Task objective:
Find the string "color" in the records. Copy each line that has it.
Top of Task data
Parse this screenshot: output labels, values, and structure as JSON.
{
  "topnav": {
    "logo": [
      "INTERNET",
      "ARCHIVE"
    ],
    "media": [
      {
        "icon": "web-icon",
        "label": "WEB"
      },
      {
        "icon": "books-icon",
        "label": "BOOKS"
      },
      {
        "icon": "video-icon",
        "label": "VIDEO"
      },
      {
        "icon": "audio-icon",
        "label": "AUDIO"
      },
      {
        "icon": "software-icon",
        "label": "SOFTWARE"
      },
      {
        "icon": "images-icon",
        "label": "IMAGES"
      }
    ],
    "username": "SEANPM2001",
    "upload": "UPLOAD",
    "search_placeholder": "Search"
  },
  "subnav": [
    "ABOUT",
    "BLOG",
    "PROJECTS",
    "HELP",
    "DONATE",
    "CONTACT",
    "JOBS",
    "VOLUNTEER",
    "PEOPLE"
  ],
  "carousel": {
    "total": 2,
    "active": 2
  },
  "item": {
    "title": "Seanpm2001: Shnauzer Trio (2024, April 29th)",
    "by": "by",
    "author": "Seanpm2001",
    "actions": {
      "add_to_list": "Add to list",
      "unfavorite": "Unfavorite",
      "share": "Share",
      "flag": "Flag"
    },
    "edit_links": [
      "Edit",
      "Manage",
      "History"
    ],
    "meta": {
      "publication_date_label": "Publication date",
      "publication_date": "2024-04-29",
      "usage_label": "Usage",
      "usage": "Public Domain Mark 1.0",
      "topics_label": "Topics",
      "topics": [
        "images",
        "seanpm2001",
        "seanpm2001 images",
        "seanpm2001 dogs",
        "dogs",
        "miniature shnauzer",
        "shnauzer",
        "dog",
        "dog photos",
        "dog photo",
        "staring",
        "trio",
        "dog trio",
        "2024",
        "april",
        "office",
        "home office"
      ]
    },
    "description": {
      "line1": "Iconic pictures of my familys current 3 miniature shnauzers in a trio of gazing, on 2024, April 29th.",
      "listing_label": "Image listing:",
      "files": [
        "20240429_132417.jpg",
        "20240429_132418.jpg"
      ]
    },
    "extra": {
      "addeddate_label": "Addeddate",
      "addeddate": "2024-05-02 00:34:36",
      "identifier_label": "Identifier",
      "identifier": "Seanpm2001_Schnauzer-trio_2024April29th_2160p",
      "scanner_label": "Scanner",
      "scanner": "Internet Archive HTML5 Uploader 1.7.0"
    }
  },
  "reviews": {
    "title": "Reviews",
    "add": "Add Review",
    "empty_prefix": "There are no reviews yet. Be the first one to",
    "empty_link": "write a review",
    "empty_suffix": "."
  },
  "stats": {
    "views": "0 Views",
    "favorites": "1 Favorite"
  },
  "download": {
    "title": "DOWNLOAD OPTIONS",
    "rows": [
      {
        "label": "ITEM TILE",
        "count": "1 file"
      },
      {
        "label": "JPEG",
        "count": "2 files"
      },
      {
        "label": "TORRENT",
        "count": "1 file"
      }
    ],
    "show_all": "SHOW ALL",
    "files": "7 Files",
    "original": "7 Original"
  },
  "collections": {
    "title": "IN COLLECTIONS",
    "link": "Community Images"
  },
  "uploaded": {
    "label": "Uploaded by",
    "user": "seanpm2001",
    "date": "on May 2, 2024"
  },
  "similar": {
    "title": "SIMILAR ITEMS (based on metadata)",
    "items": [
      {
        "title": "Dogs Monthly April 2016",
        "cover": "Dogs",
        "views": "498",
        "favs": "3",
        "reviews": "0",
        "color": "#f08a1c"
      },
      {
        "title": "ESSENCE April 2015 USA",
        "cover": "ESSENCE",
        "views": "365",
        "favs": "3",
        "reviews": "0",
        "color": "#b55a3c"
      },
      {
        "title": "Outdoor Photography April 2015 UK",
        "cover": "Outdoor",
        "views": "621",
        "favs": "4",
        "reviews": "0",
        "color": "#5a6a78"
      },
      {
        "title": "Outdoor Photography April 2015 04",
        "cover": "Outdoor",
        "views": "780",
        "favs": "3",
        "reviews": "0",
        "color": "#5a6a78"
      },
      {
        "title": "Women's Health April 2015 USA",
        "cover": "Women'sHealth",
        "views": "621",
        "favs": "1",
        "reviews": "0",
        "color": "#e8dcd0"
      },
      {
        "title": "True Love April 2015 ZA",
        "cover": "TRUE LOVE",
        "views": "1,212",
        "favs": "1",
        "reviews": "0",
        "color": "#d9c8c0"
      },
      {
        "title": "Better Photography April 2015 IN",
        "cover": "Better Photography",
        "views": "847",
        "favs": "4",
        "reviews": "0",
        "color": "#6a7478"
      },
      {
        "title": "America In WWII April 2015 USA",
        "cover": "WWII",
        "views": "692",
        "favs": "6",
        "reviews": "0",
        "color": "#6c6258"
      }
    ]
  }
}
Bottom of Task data
Task output:
        "color": "#f08a1c"
        "color": "#b55a3c"
        "color": "#5a6a78"
        "color": "#5a6a78"
        "color": "#e8dcd0"
        "color": "#d9c8c0"
        "color": "#6a7478"
        "color": "#6c6258"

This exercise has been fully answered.